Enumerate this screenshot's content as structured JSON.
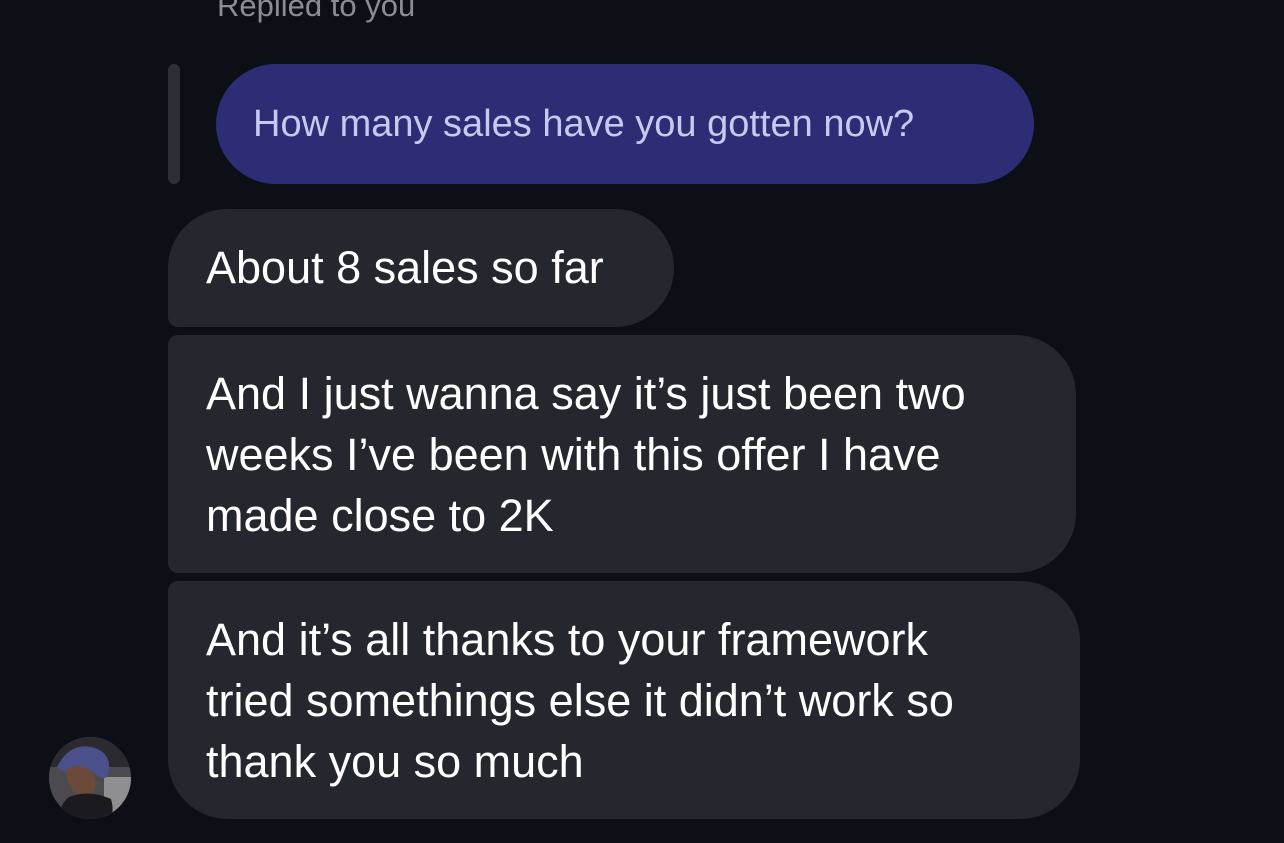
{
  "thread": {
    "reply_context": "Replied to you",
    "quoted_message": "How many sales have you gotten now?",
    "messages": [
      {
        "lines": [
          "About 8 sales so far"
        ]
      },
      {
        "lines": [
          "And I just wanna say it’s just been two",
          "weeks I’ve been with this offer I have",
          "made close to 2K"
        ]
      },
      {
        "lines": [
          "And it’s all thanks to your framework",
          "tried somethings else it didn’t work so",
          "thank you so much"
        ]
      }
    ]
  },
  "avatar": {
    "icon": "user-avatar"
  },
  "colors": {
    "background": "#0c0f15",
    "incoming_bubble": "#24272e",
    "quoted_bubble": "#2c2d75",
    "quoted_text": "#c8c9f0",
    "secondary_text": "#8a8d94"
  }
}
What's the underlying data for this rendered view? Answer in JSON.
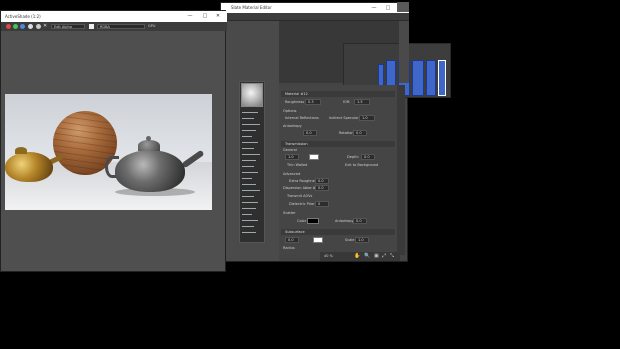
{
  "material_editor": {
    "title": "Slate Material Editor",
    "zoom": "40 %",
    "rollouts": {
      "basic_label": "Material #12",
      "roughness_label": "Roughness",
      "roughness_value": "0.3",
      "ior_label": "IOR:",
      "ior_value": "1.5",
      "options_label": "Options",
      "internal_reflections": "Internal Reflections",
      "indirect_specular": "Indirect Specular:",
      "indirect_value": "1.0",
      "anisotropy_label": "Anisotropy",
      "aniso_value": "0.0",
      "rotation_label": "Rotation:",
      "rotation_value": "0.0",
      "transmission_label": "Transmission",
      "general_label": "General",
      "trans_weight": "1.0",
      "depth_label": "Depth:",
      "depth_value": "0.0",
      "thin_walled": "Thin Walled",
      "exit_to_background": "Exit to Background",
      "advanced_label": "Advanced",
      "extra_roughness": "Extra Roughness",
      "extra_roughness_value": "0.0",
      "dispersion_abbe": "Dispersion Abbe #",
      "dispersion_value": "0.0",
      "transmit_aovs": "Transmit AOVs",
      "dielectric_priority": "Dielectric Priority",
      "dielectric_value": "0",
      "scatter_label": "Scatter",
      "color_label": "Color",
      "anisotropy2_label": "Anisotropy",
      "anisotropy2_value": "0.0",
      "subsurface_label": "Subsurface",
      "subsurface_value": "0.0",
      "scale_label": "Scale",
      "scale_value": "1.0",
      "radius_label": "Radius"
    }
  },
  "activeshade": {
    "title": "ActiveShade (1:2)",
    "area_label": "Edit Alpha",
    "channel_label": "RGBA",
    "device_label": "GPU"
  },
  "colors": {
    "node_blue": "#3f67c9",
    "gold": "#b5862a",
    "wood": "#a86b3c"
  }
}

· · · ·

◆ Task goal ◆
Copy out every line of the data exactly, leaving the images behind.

◆ Solution to the problem ◆
Enumerate this screenshot's content as structured JSON.
{
  "thread": {
    "reply_context": "Replied to you",
    "quoted_message": "How many sales have you gotten now?",
    "messages": [
      {
        "lines": [
          "About 8 sales so far"
        ]
      },
      {
        "lines": [
          "And I just wanna say it’s just been two",
          "weeks I’ve been with this offer I have",
          "made close to 2K"
        ]
      },
      {
        "lines": [
          "And it’s all thanks to your framework",
          "tried somethings else it didn’t work so",
          "thank you so much"
        ]
      }
    ]
  },
  "avatar": {
    "icon": "user-avatar"
  },
  "colors": {
    "background": "#0c0f15",
    "incoming_bubble": "#24272e",
    "quoted_bubble": "#2c2d75",
    "quoted_text": "#c8c9f0",
    "secondary_text": "#8a8d94"
  }
}
What's the underlying data for this rendered view? Answer in JSON.
{
  "material_editor": {
    "title": "Slate Material Editor",
    "zoom": "40 %",
    "rollouts": {
      "basic_label": "Material #12",
      "roughness_label": "Roughness",
      "roughness_value": "0.3",
      "ior_label": "IOR:",
      "ior_value": "1.5",
      "options_label": "Options",
      "internal_reflections": "Internal Reflections",
      "indirect_specular": "Indirect Specular:",
      "indirect_value": "1.0",
      "anisotropy_label": "Anisotropy",
      "aniso_value": "0.0",
      "rotation_label": "Rotation:",
      "rotation_value": "0.0",
      "transmission_label": "Transmission",
      "general_label": "General",
      "trans_weight": "1.0",
      "depth_label": "Depth:",
      "depth_value": "0.0",
      "thin_walled": "Thin Walled",
      "exit_to_background": "Exit to Background",
      "advanced_label": "Advanced",
      "extra_roughness": "Extra Roughness",
      "extra_roughness_value": "0.0",
      "dispersion_abbe": "Dispersion Abbe #",
      "dispersion_value": "0.0",
      "transmit_aovs": "Transmit AOVs",
      "dielectric_priority": "Dielectric Priority",
      "dielectric_value": "0",
      "scatter_label": "Scatter",
      "color_label": "Color",
      "anisotropy2_label": "Anisotropy",
      "anisotropy2_value": "0.0",
      "subsurface_label": "Subsurface",
      "subsurface_value": "0.0",
      "scale_label": "Scale",
      "scale_value": "1.0",
      "radius_label": "Radius"
    }
  },
  "activeshade": {
    "title": "ActiveShade (1:2)",
    "area_label": "Edit Alpha",
    "channel_label": "RGBA",
    "device_label": "GPU"
  },
  "colors": {
    "node_blue": "#3f67c9",
    "gold": "#b5862a",
    "wood": "#a86b3c"
  }
}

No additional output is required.